* [PROBLEM DETAILS]
The answer should match the entries below word for word, minus their pictures.

EXTRACTED MATERIAL: Begin

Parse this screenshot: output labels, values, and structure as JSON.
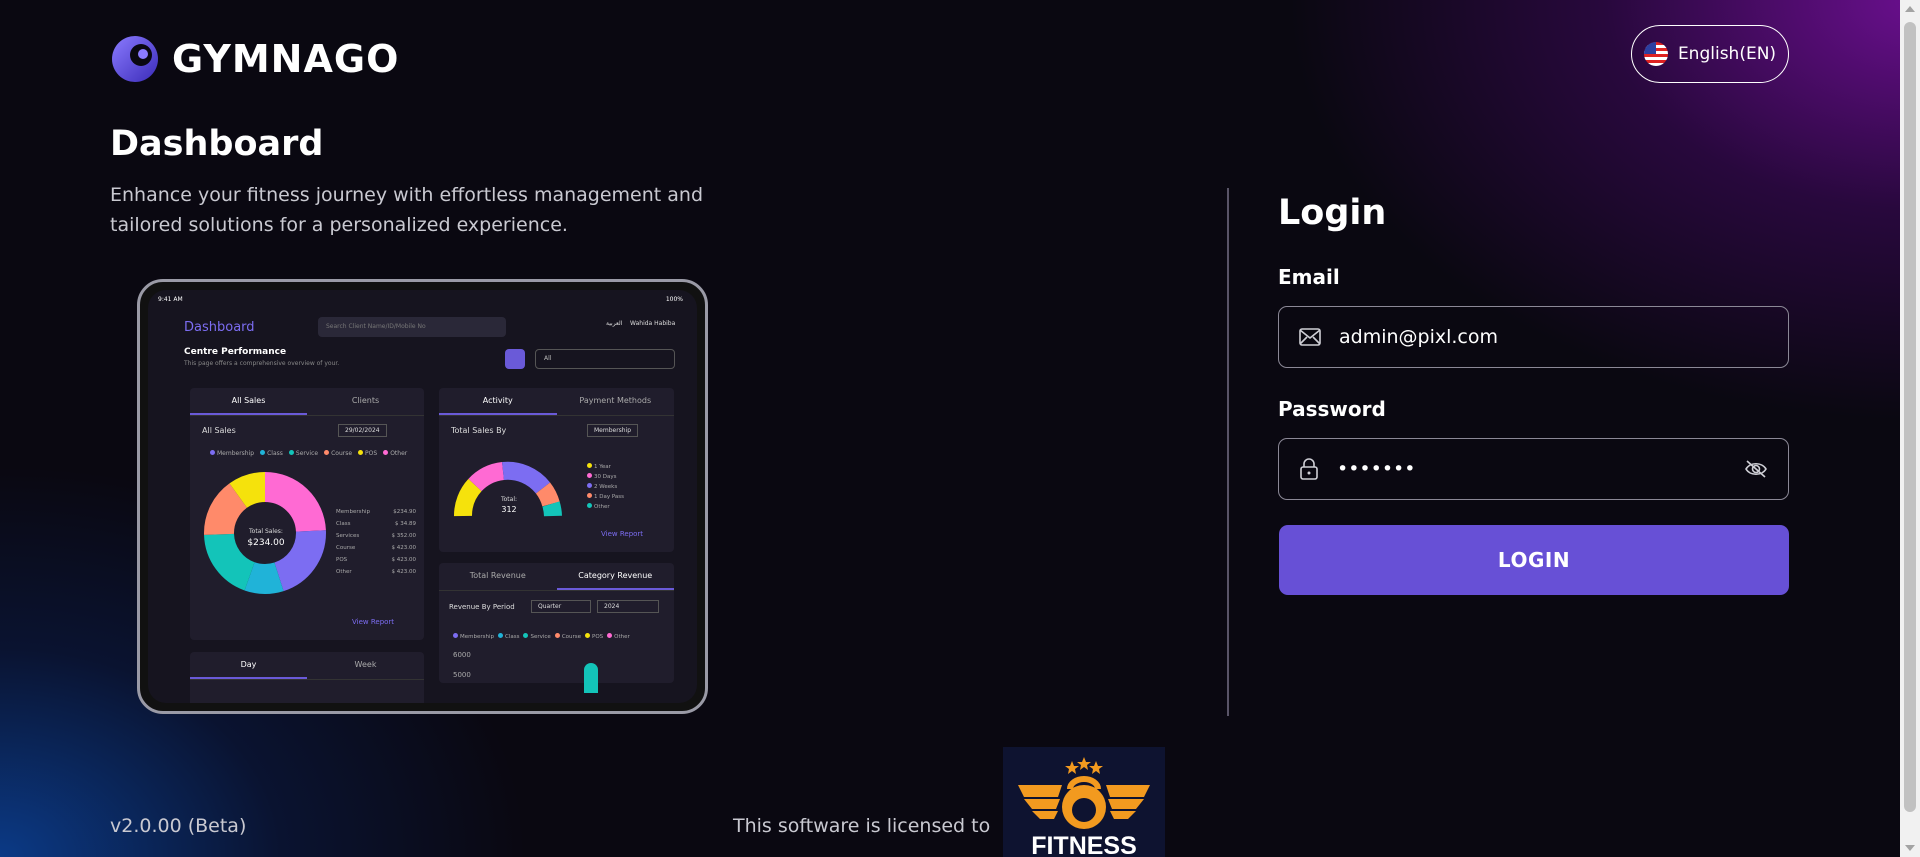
{
  "brand": {
    "name": "GYMNAGO"
  },
  "language": {
    "label": "English(EN)",
    "flag": "us-flag-icon"
  },
  "hero": {
    "title": "Dashboard",
    "subtitle": "Enhance your fitness journey with effortless management and tailored solutions for a personalized experience."
  },
  "preview": {
    "status_time": "9:41 AM",
    "status_battery": "100%",
    "title": "Dashboard",
    "search_placeholder": "Search Client Name/ID/Mobile No",
    "language": "العربية",
    "user": "Wahida Habiba",
    "section_title": "Centre Performance",
    "section_sub": "This page offers a comprehensive overview of your.",
    "filter": "All",
    "sales_card": {
      "tabs": [
        "All Sales",
        "Clients"
      ],
      "title": "All Sales",
      "date": "29/02/2024",
      "legend": [
        "Membership",
        "Class",
        "Service",
        "Course",
        "POS",
        "Other"
      ],
      "center_label": "Total Sales:",
      "center_value": "$234.00",
      "rows": [
        {
          "label": "Membership",
          "value": "$234.90"
        },
        {
          "label": "Class",
          "value": "$ 34.89"
        },
        {
          "label": "Services",
          "value": "$ 352.00"
        },
        {
          "label": "Course",
          "value": "$ 423.00"
        },
        {
          "label": "POS",
          "value": "$ 423.00"
        },
        {
          "label": "Other",
          "value": "$ 423.00"
        }
      ],
      "link": "View Report"
    },
    "activity_card": {
      "tabs": [
        "Activity",
        "Payment Methods"
      ],
      "title": "Total Sales By",
      "select": "Membership",
      "center_label": "Total:",
      "center_value": "312",
      "legend": [
        "1 Year",
        "30 Days",
        "2 Weeks",
        "1 Day Pass",
        "Other"
      ],
      "link": "View Report"
    },
    "revenue_card": {
      "tabs": [
        "Total Revenue",
        "Category Revenue"
      ],
      "title": "Revenue By Period",
      "period": "Quarter",
      "year": "2024",
      "legend": [
        "Membership",
        "Class",
        "Service",
        "Course",
        "POS",
        "Other"
      ],
      "y_ticks": [
        "6000",
        "5000"
      ]
    },
    "day_card": {
      "tabs": [
        "Day",
        "Week"
      ]
    }
  },
  "login": {
    "title": "Login",
    "email_label": "Email",
    "email_value": "admin@pixl.com",
    "password_label": "Password",
    "password_value": "•••••••",
    "button": "LOGIN"
  },
  "footer": {
    "version": "v2.0.00 (Beta)",
    "licensed": "This software is licensed to",
    "licensee_logo_text": "FITNESS"
  },
  "colors": {
    "accent": "#6750d6",
    "background": "#0a0811",
    "purple_glow": "#6a0f8e",
    "blue_glow": "#0b3a86"
  }
}
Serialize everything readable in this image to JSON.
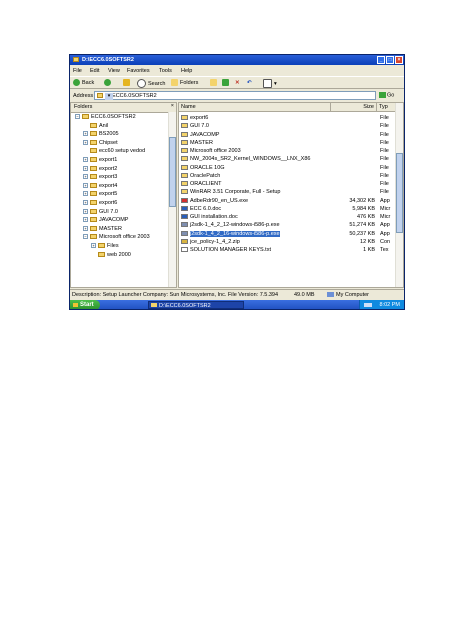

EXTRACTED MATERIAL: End

* [RESPONSE AREA]
Parse this screenshot: output labels, values, and structure as JSON.
{
  "brand": {
    "name": "GYMNAGO"
  },
  "language": {
    "label": "English(EN)",
    "flag": "us-flag-icon"
  },
  "hero": {
    "title": "Dashboard",
    "subtitle": "Enhance your fitness journey with effortless management and tailored solutions for a personalized experience."
  },
  "preview": {
    "status_time": "9:41 AM",
    "status_battery": "100%",
    "title": "Dashboard",
    "search_placeholder": "Search Client Name/ID/Mobile No",
    "language": "العربية",
    "user": "Wahida Habiba",
    "section_title": "Centre Performance",
    "section_sub": "This page offers a comprehensive overview of your.",
    "filter": "All",
    "sales_card": {
      "tabs": [
        "All Sales",
        "Clients"
      ],
      "title": "All Sales",
      "date": "29/02/2024",
      "legend": [
        "Membership",
        "Class",
        "Service",
        "Course",
        "POS",
        "Other"
      ],
      "center_label": "Total Sales:",
      "center_value": "$234.00",
      "rows": [
        {
          "label": "Membership",
          "value": "$234.90"
        },
        {
          "label": "Class",
          "value": "$ 34.89"
        },
        {
          "label": "Services",
          "value": "$ 352.00"
        },
        {
          "label": "Course",
          "value": "$ 423.00"
        },
        {
          "label": "POS",
          "value": "$ 423.00"
        },
        {
          "label": "Other",
          "value": "$ 423.00"
        }
      ],
      "link": "View Report"
    },
    "activity_card": {
      "tabs": [
        "Activity",
        "Payment Methods"
      ],
      "title": "Total Sales By",
      "select": "Membership",
      "center_label": "Total:",
      "center_value": "312",
      "legend": [
        "1 Year",
        "30 Days",
        "2 Weeks",
        "1 Day Pass",
        "Other"
      ],
      "link": "View Report"
    },
    "revenue_card": {
      "tabs": [
        "Total Revenue",
        "Category Revenue"
      ],
      "title": "Revenue By Period",
      "period": "Quarter",
      "year": "2024",
      "legend": [
        "Membership",
        "Class",
        "Service",
        "Course",
        "POS",
        "Other"
      ],
      "y_ticks": [
        "6000",
        "5000"
      ]
    },
    "day_card": {
      "tabs": [
        "Day",
        "Week"
      ]
    }
  },
  "login": {
    "title": "Login",
    "email_label": "Email",
    "email_value": "admin@pixl.com",
    "password_label": "Password",
    "password_value": "•••••••",
    "button": "LOGIN"
  },
  "footer": {
    "version": "v2.0.00 (Beta)",
    "licensed": "This software is licensed to",
    "licensee_logo_text": "FITNESS"
  },
  "colors": {
    "accent": "#6750d6",
    "background": "#0a0811",
    "purple_glow": "#6a0f8e",
    "blue_glow": "#0b3a86"
  }
}
Serialize everything readable in this image to JSON.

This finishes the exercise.